Next, you need to have some way of recognising the identified thing. In many cases this can be as simple as scanning a barcode attached to the thing from an Internet-connected reader - many stock control and related systems work like this, tracking objects using networked readers. More recently, Radio Frequency ID technology has allowed the “barcode” to be embedded in the object itself, and to be read without requiring a line-of-sight to the object. Even more recently there’s been interest in using visual codes that are aesthetically pleasing, and can be made to fit in with the many patterns around us.
Finally, the thing needs to be networked. This might be by proxy as in the barcode or RFID scanning examples above. Alternatively, many modern devices will now embed some sort of radio technology and be capable of direct connection to the internet using the standard internet protocols - in these cases, the thing may be identified by its network address.

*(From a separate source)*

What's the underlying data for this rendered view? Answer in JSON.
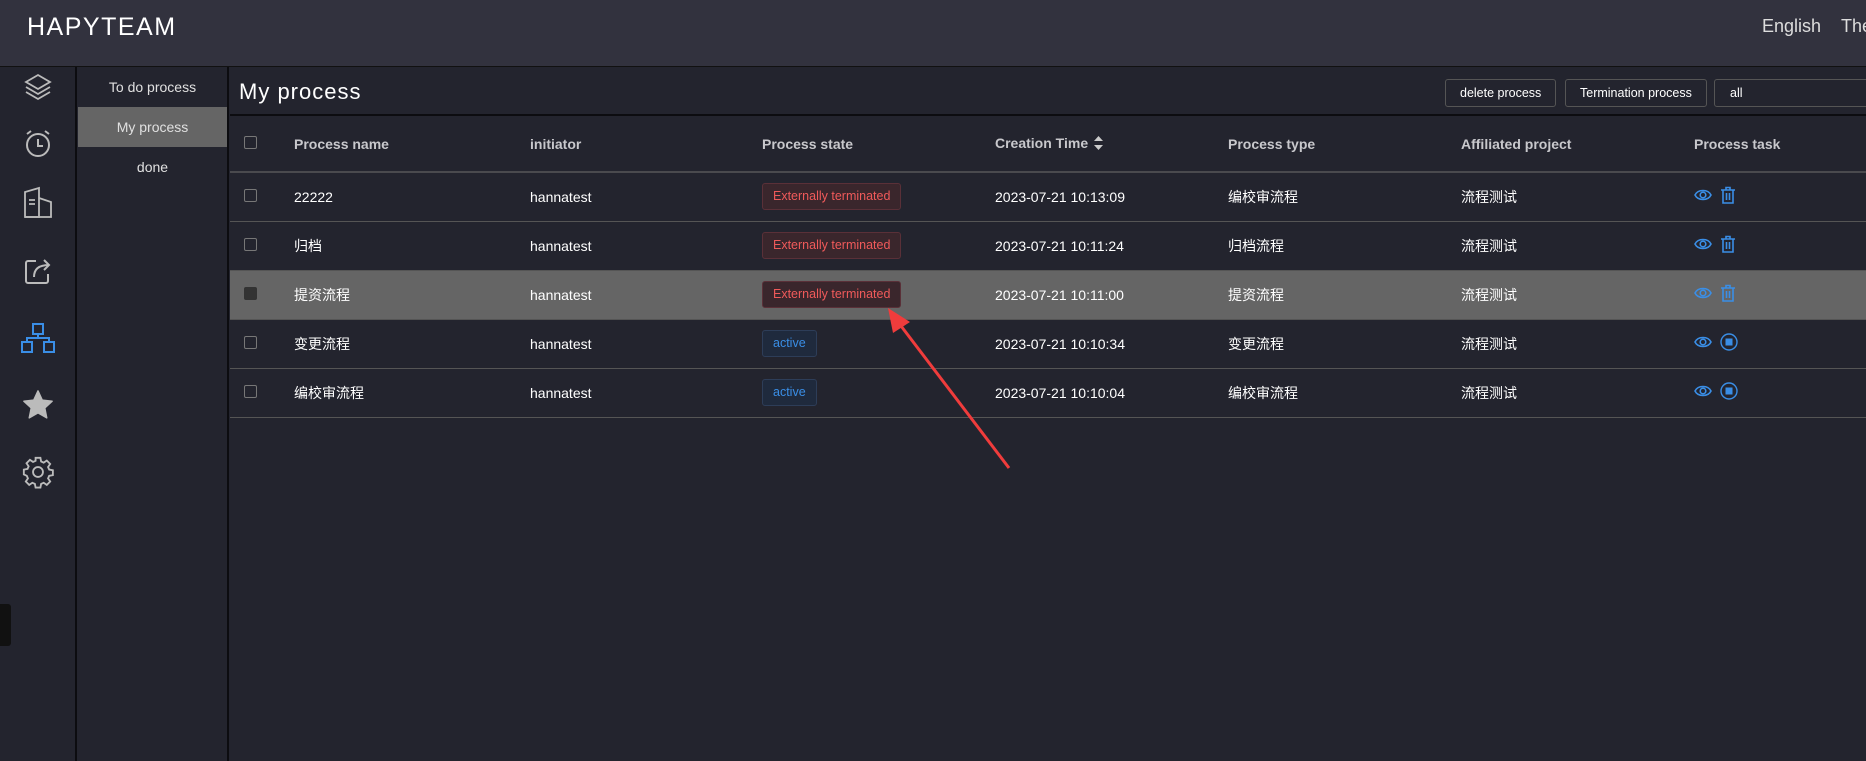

As with many technology revolutions, it’s already happening in parts. Many of us in the UK will already have smart metering for water, allowing your water meter to be read wirelessly from a passing van.
Smart metering of electricity is currently receiving much attention, from both technical and social perspectives. Some proposals go so far as to suggest that the energy supplier will be able to control when and how household appliances are used. Home automation systems, from a number of providers, are growing in popularity and allow remote monitoring and control of, for example, lights, electrical sockets, doors, and windows.
However, big challenges remain before the Internet of Things becomes a feature of our every day lives. There are social implications and questions to be answered about our understanding of the data that would be produced by our things. Recent revelations about access to and storage of our human-human communications data have caused widespread consternation - but consider the implications of having all of your interactions with all objects monitored and recorded.
Given that many people find it hard to correctly configure and secure single devices like PCs, how will they fare when presented with the “smart home” - effectively a complex distributed system containing many tens or hundreds of networked devices, including critical domestic systems like electricity, water, central heating, refrigeration, washing machines and lighting? How will we collate, store and manage the rich, and often privacy infringing, datastreams from all these tracked and connected things?
This points to a need to enable meaningful Human Data Interaction with these datasets. Although we’re well on the way on the technology front, we can’t afford to sideline humans altogether.Comment on this article
Richard Mortier receives funding from Research Councils UK.
University of Nottingham provides funding as a founding partner of The Conversation UK.